Research at UVM
The scope of research at the University of Vermont is broad and diverse, including the fields of human health, energy, food systems, neuroscience, complex systems, animal science, the environment and more. Our community of scholars are engaged in research and discovery that will lead to solutions to the grand challenges (water, food, energy, security, health and healthcare) we face as a people and a planet today, and must overcome to ensure a safe, sustainable and prosperous tomorrow. Learn more about research at The University of Vermont.
Partner on Innovations
Never has our role as a public research university been as important as it is today. We seek global solutions to grand challenges, but we also take seriously our role in creating jobs, helping build the state's knowledge economy and contributing to sustainable economic growth in Vermont and across the region. Equally important is our role in preparing graduates for success in a complex and ever-evolving world.
Video Showcase: Joshua Bongard, Ph.D.
Want to build a really tough robot? Forget about Terminator. Instead, watch a tadpole turn into a frog. Read more about Joshua Bongard >>
For more than two centuries, the University of Vermont has engaged in research leading to scientific advances, technological innovation, economic development and enhanced quality of life. The scale and ethos at UVM provides the ideal environment for the personal connections and scholarly collaborations that lead to innovative cross-disciplinary research — a hallmark of our enterprise and a key to our success.
Researcher Showcase: Abigail Crocker, Ph.D.
Vermont has become a nationally known leader in caring for pregnant women addicted to pain relievers and their babies. University of Vermont Research Assistant Professor of Statistics Abigail Crocker, Ph.D., now wants the state to extend its leadership to nurturing those children as they grow up. Read more >>

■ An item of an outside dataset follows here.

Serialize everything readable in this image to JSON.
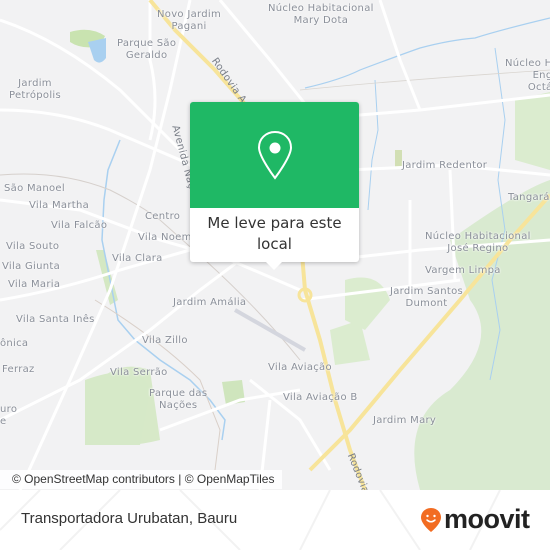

The 2014 Research Report
Two years ago, Ellen Martinsen ’00 G’09, was collecting mosquitoes at the Smithsonian’s National Zoo, looking for malaria that might infect birds—when she discovered something strange: a DNA profile, from parasites in the mosquitoes, that she couldn’t identify.